Tomatoes are one of the most popular garden plants. Tomatoes are fairly easy to grow and come in a variety of sizes and colors. Preparing your garden plot properly helps you grow healthy plants that produce plenty of fruit. Knowing the early signs of infection keeps you from wasting time treating plants for the wrong disease.
Growing Tomatoes from Starter Plants
Growing tomatoes from starter plants is the simplest way to start them in your garden. Using starter plants avoids disease like damping off, which kills seedlings. Choose plants that look healthy and have dark green leaves and stems. On the plants labels may be disease resistance codes, which indicate what diseases do not affect the plant. Go to tomato-tips.com for a list and explanation of these codes. Select an area in your yard that gets at least six to eight hours of direct sunlight every day. Tomato plants should be spaced about 48 inches apart to reduce the spread of disease should a plant become infected.
Enhancing Tomato Growth
Mulch prevent diseases like blossom-end rot and keeps fungus spores from splashing up from the soil and infecting plants. It also helps the soil retain moisture and warmth. Good mulches for tomatoes include grass clippings, wood chips, black plastic and buckwheat hulls.
Common Fungal Diseases
Leaves at the bottom of tomato plants that turn yellow and start to fall off indicate early blight, a fungal disease that thrives in rainy weather and cool spring temperatures. Left untreated, early blight will work its way up the entire plant. Verticillium wilt and fusarium wilt are also common fungal infections that affect tomatoes. There are several sprays available to treat fungal infections; your local county extension office can advise you on the most effective treatment in you area.
Common Bacterial Diseases
The three most common bacterial infections of tomato plants are bacterial canker, bacterial speck and bacterial spot. All three cause serious damage and can destroy large amounts of plants quickly. Bacterial speck and spot have initial symptoms of small, dark-colored areas on the leaves. Because the symptoms are so similar, a diagnosis frequently isn't confirmed until the disease affects the fruit. Bacterial canker does not appear that often, but is very destructive.
Tomato Fruit Diseases
Blossom-end rot comes from a lack of calcium in the soil and inconsistent moisture levels in the soil. It will start as a small black dot at the bottom of a tomato that spreads and can destroy the entire fruit. Avoid this problem by keeping soil moisture consistent and fertilizing appropriately.

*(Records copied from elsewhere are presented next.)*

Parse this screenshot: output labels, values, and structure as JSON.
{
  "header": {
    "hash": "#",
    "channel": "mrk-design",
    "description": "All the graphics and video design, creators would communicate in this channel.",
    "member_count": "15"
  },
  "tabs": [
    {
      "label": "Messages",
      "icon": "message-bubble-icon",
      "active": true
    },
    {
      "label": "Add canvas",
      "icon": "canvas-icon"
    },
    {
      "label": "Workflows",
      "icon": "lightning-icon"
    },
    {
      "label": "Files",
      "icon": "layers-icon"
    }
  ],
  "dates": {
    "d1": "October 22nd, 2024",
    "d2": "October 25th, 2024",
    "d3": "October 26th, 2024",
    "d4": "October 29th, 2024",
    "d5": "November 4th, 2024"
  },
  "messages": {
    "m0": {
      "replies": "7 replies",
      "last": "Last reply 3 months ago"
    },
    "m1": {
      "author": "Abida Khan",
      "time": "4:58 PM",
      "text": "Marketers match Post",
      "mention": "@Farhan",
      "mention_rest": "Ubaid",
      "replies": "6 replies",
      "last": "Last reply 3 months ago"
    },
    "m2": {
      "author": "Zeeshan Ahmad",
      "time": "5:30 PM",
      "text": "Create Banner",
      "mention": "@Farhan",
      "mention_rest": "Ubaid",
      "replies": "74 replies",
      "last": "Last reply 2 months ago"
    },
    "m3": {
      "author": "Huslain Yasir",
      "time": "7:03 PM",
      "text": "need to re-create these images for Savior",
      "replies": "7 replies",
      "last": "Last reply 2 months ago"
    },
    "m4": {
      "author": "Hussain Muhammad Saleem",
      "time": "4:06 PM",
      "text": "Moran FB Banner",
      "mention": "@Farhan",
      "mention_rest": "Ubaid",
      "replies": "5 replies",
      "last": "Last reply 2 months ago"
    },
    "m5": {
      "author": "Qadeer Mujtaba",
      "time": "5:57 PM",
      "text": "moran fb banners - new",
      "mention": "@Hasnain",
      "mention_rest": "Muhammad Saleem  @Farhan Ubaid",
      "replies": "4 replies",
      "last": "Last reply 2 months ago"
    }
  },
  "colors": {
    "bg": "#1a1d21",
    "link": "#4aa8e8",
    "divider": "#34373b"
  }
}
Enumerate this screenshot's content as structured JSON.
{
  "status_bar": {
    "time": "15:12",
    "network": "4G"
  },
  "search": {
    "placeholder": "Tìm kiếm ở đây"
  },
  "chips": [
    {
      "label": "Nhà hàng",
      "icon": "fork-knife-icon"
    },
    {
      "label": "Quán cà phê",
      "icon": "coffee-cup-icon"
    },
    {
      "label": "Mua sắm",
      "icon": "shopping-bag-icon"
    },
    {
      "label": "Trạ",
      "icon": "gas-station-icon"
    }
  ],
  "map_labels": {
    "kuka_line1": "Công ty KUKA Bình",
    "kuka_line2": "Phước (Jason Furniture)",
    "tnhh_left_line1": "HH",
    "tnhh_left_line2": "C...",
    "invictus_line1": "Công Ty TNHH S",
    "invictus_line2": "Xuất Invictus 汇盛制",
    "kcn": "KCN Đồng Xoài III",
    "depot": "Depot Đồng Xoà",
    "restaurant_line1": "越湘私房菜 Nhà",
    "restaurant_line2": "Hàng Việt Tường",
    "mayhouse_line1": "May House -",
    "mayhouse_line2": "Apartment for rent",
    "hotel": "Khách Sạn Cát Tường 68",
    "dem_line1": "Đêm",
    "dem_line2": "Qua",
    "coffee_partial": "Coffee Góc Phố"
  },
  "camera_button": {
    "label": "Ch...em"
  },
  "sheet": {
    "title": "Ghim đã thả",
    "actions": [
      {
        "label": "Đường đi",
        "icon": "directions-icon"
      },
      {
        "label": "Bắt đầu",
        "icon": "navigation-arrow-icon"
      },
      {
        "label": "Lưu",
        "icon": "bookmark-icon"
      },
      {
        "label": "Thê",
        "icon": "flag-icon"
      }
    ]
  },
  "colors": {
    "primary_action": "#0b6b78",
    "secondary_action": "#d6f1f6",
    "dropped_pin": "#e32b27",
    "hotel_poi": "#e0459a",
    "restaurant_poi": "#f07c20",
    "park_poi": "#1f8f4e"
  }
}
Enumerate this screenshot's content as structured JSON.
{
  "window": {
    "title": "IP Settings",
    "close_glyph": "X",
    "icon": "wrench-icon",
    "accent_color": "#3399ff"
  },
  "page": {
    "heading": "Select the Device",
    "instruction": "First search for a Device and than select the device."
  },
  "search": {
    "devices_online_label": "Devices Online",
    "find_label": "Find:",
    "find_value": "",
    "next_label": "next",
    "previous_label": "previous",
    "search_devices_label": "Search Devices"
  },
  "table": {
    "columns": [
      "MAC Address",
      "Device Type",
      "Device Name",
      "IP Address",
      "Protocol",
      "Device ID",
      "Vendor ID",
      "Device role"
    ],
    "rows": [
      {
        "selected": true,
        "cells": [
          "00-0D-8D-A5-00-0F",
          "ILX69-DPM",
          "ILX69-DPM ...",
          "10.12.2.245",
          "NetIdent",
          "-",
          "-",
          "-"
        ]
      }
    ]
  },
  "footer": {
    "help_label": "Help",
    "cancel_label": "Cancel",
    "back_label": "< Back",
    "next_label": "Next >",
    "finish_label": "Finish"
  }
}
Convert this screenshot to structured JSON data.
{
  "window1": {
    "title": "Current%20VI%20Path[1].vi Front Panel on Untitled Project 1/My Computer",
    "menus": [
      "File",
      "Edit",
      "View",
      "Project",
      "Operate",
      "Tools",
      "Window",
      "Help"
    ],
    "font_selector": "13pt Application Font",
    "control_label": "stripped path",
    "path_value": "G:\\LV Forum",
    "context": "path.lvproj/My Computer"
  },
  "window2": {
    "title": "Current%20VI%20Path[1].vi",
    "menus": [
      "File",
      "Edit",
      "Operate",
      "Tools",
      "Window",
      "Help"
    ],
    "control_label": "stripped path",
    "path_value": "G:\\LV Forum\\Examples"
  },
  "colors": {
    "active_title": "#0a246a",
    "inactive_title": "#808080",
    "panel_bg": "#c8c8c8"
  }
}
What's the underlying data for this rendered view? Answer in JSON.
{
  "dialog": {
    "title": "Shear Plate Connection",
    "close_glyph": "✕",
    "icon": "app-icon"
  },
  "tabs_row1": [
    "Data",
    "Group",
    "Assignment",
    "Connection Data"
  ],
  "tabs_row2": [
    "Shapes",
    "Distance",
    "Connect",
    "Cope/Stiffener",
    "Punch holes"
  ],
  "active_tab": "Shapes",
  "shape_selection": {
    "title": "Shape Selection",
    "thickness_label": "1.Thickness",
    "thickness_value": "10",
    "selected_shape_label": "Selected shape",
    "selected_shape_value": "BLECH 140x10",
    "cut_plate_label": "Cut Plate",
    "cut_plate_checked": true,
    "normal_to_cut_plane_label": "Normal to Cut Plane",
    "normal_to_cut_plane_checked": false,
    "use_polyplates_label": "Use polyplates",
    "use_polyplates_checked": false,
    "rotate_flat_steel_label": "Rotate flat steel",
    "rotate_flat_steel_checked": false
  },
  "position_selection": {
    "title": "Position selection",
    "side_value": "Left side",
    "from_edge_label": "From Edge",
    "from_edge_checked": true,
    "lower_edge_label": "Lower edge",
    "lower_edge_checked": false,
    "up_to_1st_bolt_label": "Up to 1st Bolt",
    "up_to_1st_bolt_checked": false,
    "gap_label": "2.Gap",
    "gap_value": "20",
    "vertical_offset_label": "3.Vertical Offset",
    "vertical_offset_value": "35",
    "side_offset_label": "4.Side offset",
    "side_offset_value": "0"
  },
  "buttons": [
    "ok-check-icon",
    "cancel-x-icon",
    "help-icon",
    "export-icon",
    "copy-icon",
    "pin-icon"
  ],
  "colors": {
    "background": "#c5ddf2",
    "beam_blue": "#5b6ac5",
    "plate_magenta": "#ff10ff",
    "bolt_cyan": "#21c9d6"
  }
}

Another common problem with tomatoes is catfacing. Catfacing refers to the scarring and deforming of the fruit. Heirloom tomatoes are particularly susceptible to catfacing; there are several varieties that are resistant. This is also caused by inconsistent soil moisture. Fruit affected by catfacing is safe to eat if you cut away the affected areas.